Air Force Teaches Values During “Airman’s Week”

The Air Force has been executing a little-known program for the past two years as a stepping stone gap-filler between Basic Training, which turns “civilians into Airmen,” and Technical School, where new Airmen go to learn the specifics of their career field. The course, called “Airman’s Week,” is designed as a

values-based course with a mission to “develop professional, resilient Airmen, inspired by our heritage, committed to the Air Force core values and motivated to deliver airpower for America.”

Professional, resilient, inspired by heritage, and “motivated to deliver airpower” all seem to be pretty prosaic goals. Calling it a “values-based course” to teach new Airmen to be “committed to the Air Force core values” is a bit different, though.

Unfortunately, the majority of the article is spent describing how selective the process is for “competitively” choosing the enlisted Military Training Instructors who teach the course (a focus that may be the result of MTI scandals in prior years). The basic discussion on content says

We…teach them teamwork, personal accountability, responsible communication and proactive resiliency.

Again, fairly mundane topics, until LtCol Meghan Doherty, the Training Squadron commander, says [emphasis added]:

The Airmen’s Week curriculum is grounded in the Air Force core values and the Airman’s Creed with a focus on each Airman’s character development.

Given the framing, it’s possible part of the course could be a concerted effort to inculcate moral character — though how effective that could be in less than five days is up for debate. Still, it is notable the Air Force is trying to “focus on…character development”, particularly for Airmen who are often teenagers who have just left home.

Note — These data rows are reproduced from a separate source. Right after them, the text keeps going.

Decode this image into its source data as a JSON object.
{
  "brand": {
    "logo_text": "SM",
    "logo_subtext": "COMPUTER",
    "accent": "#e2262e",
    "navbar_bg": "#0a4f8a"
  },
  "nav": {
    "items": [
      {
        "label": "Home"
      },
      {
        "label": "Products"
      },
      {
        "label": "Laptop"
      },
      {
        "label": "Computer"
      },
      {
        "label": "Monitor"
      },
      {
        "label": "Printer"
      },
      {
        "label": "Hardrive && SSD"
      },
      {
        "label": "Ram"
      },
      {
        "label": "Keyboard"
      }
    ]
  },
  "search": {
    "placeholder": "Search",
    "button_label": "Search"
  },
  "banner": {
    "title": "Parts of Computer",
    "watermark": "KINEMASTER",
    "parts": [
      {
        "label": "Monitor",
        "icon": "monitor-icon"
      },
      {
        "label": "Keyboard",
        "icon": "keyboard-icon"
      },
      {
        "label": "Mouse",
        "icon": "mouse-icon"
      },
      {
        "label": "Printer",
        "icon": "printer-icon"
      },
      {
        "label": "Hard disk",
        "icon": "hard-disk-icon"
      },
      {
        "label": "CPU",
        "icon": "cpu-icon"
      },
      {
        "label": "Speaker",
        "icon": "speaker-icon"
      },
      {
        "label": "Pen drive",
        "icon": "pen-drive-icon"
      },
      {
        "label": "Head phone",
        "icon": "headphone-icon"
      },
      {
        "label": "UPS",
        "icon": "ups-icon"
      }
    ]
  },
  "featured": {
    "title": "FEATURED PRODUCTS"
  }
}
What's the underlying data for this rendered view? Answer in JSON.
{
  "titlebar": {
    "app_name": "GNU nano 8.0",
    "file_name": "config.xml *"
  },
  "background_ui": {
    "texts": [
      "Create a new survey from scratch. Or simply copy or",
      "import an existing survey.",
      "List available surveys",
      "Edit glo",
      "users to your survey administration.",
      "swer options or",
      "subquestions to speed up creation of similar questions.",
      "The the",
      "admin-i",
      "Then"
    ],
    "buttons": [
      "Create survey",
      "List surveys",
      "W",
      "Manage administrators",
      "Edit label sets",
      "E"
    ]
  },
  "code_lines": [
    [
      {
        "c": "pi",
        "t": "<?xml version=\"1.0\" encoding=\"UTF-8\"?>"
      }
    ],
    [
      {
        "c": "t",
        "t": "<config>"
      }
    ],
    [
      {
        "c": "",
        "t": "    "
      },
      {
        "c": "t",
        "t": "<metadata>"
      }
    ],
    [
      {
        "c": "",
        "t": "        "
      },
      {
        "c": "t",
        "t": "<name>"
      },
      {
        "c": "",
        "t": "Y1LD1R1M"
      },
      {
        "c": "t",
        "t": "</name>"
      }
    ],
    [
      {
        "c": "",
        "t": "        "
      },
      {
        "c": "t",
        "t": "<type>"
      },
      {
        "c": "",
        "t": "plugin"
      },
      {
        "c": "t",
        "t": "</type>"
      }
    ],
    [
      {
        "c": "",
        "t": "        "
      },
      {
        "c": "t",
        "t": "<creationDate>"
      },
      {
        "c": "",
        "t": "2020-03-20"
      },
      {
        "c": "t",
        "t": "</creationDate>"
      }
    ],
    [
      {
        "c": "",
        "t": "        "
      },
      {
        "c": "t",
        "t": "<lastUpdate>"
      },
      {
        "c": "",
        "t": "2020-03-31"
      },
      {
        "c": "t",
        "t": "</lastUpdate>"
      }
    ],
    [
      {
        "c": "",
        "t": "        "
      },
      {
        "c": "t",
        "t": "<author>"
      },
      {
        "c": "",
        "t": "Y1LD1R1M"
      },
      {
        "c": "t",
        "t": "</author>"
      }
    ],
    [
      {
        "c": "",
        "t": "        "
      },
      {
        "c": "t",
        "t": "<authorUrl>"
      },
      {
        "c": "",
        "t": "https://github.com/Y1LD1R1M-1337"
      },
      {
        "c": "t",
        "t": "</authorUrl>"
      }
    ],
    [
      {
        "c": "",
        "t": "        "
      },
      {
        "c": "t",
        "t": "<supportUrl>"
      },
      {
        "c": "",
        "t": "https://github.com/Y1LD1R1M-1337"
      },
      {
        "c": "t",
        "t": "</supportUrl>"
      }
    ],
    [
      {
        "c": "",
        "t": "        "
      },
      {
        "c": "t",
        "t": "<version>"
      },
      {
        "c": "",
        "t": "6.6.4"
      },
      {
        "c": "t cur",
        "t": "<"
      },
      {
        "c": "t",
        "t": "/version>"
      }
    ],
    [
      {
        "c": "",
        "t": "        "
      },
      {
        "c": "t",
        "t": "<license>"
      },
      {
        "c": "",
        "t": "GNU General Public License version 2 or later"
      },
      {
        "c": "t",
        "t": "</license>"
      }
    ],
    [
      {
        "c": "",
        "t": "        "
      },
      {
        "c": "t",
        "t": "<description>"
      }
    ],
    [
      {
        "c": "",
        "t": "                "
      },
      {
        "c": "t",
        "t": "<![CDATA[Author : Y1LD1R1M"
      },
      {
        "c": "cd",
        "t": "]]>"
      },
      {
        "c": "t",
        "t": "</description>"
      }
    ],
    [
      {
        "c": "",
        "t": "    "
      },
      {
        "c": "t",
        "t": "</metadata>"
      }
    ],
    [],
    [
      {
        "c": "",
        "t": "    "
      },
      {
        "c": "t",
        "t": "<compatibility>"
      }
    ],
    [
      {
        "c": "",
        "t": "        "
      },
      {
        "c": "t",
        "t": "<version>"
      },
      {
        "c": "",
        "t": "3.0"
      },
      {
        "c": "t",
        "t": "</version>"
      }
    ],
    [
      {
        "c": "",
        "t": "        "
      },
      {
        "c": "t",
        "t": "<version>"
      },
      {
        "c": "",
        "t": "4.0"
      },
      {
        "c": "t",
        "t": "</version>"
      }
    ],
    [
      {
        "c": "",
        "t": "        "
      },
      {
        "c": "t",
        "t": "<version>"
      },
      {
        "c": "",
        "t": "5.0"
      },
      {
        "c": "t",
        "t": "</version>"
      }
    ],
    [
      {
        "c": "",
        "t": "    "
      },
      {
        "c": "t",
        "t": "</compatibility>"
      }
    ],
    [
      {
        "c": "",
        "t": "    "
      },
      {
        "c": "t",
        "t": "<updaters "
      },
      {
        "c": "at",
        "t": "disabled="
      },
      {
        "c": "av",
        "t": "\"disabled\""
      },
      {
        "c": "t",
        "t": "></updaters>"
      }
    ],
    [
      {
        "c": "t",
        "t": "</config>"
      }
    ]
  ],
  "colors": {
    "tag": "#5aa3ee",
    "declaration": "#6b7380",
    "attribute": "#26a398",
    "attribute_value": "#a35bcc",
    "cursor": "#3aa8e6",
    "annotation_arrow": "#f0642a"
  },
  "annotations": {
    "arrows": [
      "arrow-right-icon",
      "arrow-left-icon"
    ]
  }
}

The only open questions are how, precisely, they’re teaching “character” — and whether they’ve been successful.